We can’t change the weather, but with minimal effort we can help mitigate exposure when the inevitable transpires. By taking a few simple yet often overlooked steps, even as the calendar has turned into 2019, logistics managers can effectively maintain a safer operation through the coldest months.
Preparing the Warehouse
Taking a strategic and commonsense approach to winter prep for your warehouse and distribution center is not dissimilar to what you do at your own home: Actionable steps before harsh winter conditions arrive.
A good starting point is to check on the status of heat generation. This simple proactive effort lets you mend any damaged equipment before extreme weather conditions make it impossible. For instance, if this winter is anything like that which produced the Bomb Cyclone in early 2018, a damaged heating facility could potentially cost significant levels of inventory.
If you haven’t already done so, investing in High-Volume, Low-Speed (HVLS) fans can be beneficial year-round. HVLS fans combine warm and cold air to create a more consistent temperature throughout the facility. They help regulate warehouse temperature, which is extremely important in the winter season, especially if your operations are more frequently exposed to the elements. Being proactive about warehouse temperature regulation helps guarantee workers and inventory are safe during the long winter days.
During this time, significant attention should be paid to the overall organization of your facility and an even greater focus should be placed on protecting commodities vulnerable to freezing temperatures. It’s important to constantly evaluate the overall organization and quality of your facility to ensure all products are stored and distributed intact and ready for use.
An unorganized warehouse is a breeding ground for unproductive practices, avoidable winter-related damages and increased risk of injury. Asses the effectiveness of your current methods for storing, packing and distributing inventory and be read with the tools and resources needed.
Preparing Your Team
No matter the season, worker safety should always be your number-one priority. Extremely cold weather can cause workers to suffer from frostbite and hyperthermia. In addition to preparing your warehouse for the cold weather, make sure your team has the essential items needed for a successful winter season. Stress the importance of wearing proper attire during the coldest months, including:
- Heavy no-slip work gloves
- Insulated coats
- Layered clothing
- Waterproof boots with traction
- Hats or beanies
While some may not take it seriously, it is worth remind your team of proper stretching techniques, especially those who alternate between being stationary and being active.
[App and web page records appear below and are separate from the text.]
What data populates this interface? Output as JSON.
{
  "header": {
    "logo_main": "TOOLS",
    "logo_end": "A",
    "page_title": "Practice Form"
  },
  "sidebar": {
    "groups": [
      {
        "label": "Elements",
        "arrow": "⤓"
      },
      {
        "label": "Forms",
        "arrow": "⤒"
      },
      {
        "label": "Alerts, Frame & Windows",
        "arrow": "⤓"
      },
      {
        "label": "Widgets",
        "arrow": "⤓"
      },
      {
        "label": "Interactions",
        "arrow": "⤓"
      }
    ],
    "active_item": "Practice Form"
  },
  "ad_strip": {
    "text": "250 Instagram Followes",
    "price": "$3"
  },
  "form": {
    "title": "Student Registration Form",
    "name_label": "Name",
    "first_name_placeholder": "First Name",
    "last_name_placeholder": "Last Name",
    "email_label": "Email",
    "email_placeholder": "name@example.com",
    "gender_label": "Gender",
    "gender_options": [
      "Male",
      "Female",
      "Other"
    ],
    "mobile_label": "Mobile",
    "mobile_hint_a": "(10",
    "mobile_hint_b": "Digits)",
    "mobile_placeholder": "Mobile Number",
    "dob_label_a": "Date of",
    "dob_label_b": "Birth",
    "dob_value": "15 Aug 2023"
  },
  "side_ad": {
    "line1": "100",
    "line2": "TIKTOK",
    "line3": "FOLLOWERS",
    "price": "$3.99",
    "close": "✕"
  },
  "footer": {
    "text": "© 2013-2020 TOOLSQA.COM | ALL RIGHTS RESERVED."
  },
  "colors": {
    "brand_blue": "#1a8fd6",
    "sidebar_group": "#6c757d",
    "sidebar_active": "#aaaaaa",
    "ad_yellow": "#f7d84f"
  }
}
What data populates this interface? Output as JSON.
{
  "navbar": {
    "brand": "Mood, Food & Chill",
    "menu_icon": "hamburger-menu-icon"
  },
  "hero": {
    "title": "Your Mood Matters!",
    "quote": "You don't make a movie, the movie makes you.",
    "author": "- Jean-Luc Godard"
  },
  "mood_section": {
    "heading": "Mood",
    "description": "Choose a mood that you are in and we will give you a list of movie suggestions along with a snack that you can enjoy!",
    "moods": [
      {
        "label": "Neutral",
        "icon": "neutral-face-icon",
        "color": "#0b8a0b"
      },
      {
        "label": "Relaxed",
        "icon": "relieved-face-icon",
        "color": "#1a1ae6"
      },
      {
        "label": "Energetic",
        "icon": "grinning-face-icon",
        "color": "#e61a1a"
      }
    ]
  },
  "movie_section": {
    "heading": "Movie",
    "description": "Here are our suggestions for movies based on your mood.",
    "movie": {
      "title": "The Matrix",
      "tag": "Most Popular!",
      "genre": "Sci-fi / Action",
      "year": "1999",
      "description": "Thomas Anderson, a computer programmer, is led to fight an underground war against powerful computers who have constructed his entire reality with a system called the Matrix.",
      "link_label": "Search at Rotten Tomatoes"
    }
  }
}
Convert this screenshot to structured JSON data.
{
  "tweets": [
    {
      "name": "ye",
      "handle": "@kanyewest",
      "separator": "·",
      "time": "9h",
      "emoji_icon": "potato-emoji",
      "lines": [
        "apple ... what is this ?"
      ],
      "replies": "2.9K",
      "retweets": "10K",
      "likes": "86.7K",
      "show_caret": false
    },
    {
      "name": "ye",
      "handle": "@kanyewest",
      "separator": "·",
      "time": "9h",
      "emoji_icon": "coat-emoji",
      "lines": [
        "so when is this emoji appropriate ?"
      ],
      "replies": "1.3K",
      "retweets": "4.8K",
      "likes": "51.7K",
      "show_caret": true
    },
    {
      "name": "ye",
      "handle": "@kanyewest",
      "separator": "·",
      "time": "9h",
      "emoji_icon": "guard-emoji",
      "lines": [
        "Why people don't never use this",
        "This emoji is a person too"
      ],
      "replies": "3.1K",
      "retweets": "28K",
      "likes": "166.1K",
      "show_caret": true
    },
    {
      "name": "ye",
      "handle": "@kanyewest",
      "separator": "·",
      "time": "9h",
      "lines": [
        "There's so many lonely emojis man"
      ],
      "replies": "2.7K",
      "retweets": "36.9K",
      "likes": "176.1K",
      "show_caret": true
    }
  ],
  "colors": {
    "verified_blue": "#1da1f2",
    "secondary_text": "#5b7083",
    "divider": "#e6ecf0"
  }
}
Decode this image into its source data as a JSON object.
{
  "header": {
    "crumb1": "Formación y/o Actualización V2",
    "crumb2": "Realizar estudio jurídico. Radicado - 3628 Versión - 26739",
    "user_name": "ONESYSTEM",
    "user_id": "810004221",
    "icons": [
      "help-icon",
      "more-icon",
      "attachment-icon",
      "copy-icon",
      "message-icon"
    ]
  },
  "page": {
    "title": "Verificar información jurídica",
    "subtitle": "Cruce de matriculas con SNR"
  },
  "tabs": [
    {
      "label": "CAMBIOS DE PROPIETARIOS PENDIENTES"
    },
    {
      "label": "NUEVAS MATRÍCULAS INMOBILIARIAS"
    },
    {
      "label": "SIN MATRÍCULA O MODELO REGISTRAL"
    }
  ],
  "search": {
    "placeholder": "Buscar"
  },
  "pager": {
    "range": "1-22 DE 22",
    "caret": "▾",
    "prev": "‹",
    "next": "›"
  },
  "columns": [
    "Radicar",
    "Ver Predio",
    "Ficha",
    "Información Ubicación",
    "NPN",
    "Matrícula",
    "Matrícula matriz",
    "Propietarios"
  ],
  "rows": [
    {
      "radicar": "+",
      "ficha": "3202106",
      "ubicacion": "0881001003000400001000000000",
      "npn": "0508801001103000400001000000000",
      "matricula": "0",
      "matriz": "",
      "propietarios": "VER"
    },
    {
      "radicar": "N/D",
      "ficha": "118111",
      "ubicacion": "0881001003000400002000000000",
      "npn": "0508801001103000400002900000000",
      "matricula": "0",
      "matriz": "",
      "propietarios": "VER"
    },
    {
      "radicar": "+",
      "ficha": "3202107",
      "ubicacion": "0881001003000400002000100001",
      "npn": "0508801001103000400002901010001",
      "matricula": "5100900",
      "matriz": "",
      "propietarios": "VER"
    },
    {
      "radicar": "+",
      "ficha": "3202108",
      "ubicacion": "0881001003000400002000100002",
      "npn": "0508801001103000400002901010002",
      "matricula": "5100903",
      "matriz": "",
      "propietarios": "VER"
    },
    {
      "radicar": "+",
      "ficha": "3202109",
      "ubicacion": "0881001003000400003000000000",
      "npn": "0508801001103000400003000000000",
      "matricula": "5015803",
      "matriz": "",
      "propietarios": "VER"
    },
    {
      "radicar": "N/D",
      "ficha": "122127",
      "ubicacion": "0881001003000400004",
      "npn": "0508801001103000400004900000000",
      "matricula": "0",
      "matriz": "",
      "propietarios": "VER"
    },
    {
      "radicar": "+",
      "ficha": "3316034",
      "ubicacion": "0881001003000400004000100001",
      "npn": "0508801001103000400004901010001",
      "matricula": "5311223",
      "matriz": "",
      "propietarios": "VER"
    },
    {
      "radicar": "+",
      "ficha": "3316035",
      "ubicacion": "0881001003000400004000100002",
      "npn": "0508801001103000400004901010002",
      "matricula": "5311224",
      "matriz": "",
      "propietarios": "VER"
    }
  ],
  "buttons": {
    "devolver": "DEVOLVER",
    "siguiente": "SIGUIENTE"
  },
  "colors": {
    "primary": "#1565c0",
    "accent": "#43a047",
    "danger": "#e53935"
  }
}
The cold weather causes muscles and joints to tighten which can lead to an influx of strains, pulls and tears. Small measures such as stretching can go a long way in helping prevent these types of injuries.
Adverse weather does not make our jobs as supply chain professionals any easier, and the winter months present some of the greatest challenges. With many carriers setting their capacity well in advance for customers, scant room is available for last-minute shipments and unexpected issues, especially with the ever-growing driver shortage problem.
However by preparing your warehouse and team members, distribution and logistics managers can ensure their entire operation runs smoothly during the coldest months and throughout the year.
Frank Granieri is Chief Operating Officer of A. Duie Pyle